Aim of the exercise:
Write out every entry below word for word, leaving nothing out.

Data to examine:
==========

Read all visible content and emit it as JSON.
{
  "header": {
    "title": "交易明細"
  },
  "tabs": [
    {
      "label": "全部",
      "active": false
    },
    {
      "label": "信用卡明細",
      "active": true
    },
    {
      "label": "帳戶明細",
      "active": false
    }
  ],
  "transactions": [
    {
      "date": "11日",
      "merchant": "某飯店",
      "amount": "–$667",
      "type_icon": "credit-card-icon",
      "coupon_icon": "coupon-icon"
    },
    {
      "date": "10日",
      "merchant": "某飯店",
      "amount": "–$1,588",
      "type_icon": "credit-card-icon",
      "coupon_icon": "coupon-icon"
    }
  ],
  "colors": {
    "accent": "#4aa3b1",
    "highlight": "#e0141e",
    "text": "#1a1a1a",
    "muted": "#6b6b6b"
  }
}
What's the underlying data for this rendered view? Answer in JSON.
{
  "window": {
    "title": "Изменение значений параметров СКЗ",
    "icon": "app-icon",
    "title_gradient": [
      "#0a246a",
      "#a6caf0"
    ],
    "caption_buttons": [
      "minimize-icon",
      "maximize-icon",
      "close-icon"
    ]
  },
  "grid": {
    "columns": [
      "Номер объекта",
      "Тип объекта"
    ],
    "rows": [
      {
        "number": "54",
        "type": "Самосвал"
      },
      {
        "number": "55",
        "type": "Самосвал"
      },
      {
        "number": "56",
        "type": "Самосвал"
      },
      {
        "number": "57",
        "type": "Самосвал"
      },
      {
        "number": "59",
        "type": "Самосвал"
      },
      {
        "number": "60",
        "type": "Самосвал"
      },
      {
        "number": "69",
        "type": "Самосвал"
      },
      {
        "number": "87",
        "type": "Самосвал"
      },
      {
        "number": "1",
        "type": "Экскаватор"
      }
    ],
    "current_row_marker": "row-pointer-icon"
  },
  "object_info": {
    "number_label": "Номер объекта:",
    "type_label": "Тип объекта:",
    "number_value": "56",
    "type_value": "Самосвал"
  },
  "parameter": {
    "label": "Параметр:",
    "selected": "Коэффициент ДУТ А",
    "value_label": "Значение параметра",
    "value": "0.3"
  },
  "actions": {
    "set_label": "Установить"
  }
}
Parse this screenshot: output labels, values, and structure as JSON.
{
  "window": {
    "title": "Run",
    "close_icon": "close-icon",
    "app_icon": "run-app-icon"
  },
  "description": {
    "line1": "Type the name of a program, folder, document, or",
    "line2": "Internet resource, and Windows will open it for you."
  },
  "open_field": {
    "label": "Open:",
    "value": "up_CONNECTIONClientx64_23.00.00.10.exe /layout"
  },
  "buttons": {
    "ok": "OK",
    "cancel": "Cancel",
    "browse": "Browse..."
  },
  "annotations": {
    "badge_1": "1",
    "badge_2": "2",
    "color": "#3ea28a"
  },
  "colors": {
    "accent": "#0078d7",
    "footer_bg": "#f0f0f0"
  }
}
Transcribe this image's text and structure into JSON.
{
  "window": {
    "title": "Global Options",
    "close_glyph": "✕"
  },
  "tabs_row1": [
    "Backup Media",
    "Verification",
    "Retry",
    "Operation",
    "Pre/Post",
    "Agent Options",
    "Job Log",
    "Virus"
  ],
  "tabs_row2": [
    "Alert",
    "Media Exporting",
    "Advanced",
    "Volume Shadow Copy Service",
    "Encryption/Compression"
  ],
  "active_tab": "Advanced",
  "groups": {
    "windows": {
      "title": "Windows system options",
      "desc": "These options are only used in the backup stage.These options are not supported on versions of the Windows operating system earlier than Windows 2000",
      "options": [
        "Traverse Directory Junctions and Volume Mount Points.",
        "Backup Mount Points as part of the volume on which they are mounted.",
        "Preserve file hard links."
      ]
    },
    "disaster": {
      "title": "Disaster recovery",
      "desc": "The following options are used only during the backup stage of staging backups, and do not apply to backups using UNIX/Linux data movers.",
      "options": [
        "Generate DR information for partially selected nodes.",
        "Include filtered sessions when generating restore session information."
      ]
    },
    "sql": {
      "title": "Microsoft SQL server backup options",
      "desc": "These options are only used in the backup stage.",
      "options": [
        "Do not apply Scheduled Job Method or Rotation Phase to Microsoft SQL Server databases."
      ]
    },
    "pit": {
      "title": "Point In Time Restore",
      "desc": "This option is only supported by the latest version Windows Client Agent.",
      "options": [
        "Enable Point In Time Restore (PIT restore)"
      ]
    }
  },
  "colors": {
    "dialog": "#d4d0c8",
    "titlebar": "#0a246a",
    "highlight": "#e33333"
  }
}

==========

Output:
Read all visible content and emit it as JSON.
{
  "header": {
    "title": "交易明細"
  },
  "tabs": [
    {
      "label": "全部",
      "active": false
    },
    {
      "label": "信用卡明細",
      "active": true
    },
    {
      "label": "帳戶明細",
      "active": false
    }
  ],
  "transactions": [
    {
      "date": "11日",
      "merchant": "某飯店",
      "amount": "–$667",
      "type_icon": "credit-card-icon",
      "coupon_icon": "coupon-icon"
    },
    {
      "date": "10日",
      "merchant": "某飯店",
      "amount": "–$1,588",
      "type_icon": "credit-card-icon",
      "coupon_icon": "coupon-icon"
    }
  ],
  "colors": {
    "accent": "#4aa3b1",
    "highlight": "#e0141e",
    "text": "#1a1a1a",
    "muted": "#6b6b6b"
  }
}
What's the underlying data for this rendered view? Answer in JSON.
{
  "window": {
    "title": "Изменение значений параметров СКЗ",
    "icon": "app-icon",
    "title_gradient": [
      "#0a246a",
      "#a6caf0"
    ],
    "caption_buttons": [
      "minimize-icon",
      "maximize-icon",
      "close-icon"
    ]
  },
  "grid": {
    "columns": [
      "Номер объекта",
      "Тип объекта"
    ],
    "rows": [
      {
        "number": "54",
        "type": "Самосвал"
      },
      {
        "number": "55",
        "type": "Самосвал"
      },
      {
        "number": "56",
        "type": "Самосвал"
      },
      {
        "number": "57",
        "type": "Самосвал"
      },
      {
        "number": "59",
        "type": "Самосвал"
      },
      {
        "number": "60",
        "type": "Самосвал"
      },
      {
        "number": "69",
        "type": "Самосвал"
      },
      {
        "number": "87",
        "type": "Самосвал"
      },
      {
        "number": "1",
        "type": "Экскаватор"
      }
    ],
    "current_row_marker": "row-pointer-icon"
  },
  "object_info": {
    "number_label": "Номер объекта:",
    "type_label": "Тип объекта:",
    "number_value": "56",
    "type_value": "Самосвал"
  },
  "parameter": {
    "label": "Параметр:",
    "selected": "Коэффициент ДУТ А",
    "value_label": "Значение параметра",
    "value": "0.3"
  },
  "actions": {
    "set_label": "Установить"
  }
}
Parse this screenshot: output labels, values, and structure as JSON.
{
  "window": {
    "title": "Run",
    "close_icon": "close-icon",
    "app_icon": "run-app-icon"
  },
  "description": {
    "line1": "Type the name of a program, folder, document, or",
    "line2": "Internet resource, and Windows will open it for you."
  },
  "open_field": {
    "label": "Open:",
    "value": "up_CONNECTIONClientx64_23.00.00.10.exe /layout"
  },
  "buttons": {
    "ok": "OK",
    "cancel": "Cancel",
    "browse": "Browse..."
  },
  "annotations": {
    "badge_1": "1",
    "badge_2": "2",
    "color": "#3ea28a"
  },
  "colors": {
    "accent": "#0078d7",
    "footer_bg": "#f0f0f0"
  }
}
Transcribe this image's text and structure into JSON.
{
  "window": {
    "title": "Global Options",
    "close_glyph": "✕"
  },
  "tabs_row1": [
    "Backup Media",
    "Verification",
    "Retry",
    "Operation",
    "Pre/Post",
    "Agent Options",
    "Job Log",
    "Virus"
  ],
  "tabs_row2": [
    "Alert",
    "Media Exporting",
    "Advanced",
    "Volume Shadow Copy Service",
    "Encryption/Compression"
  ],
  "active_tab": "Advanced",
  "groups": {
    "windows": {
      "title": "Windows system options",
      "desc": "These options are only used in the backup stage.These options are not supported on versions of the Windows operating system earlier than Windows 2000",
      "options": [
        "Traverse Directory Junctions and Volume Mount Points.",
        "Backup Mount Points as part of the volume on which they are mounted.",
        "Preserve file hard links."
      ]
    },
    "disaster": {
      "title": "Disaster recovery",
      "desc": "The following options are used only during the backup stage of staging backups, and do not apply to backups using UNIX/Linux data movers.",
      "options": [
        "Generate DR information for partially selected nodes.",
        "Include filtered sessions when generating restore session information."
      ]
    },
    "sql": {
      "title": "Microsoft SQL server backup options",
      "desc": "These options are only used in the backup stage.",
      "options": [
        "Do not apply Scheduled Job Method or Rotation Phase to Microsoft SQL Server databases."
      ]
    },
    "pit": {
      "title": "Point In Time Restore",
      "desc": "This option is only supported by the latest version Windows Client Agent.",
      "options": [
        "Enable Point In Time Restore (PIT restore)"
      ]
    }
  },
  "colors": {
    "dialog": "#d4d0c8",
    "titlebar": "#0a246a",
    "highlight": "#e33333"
  }
}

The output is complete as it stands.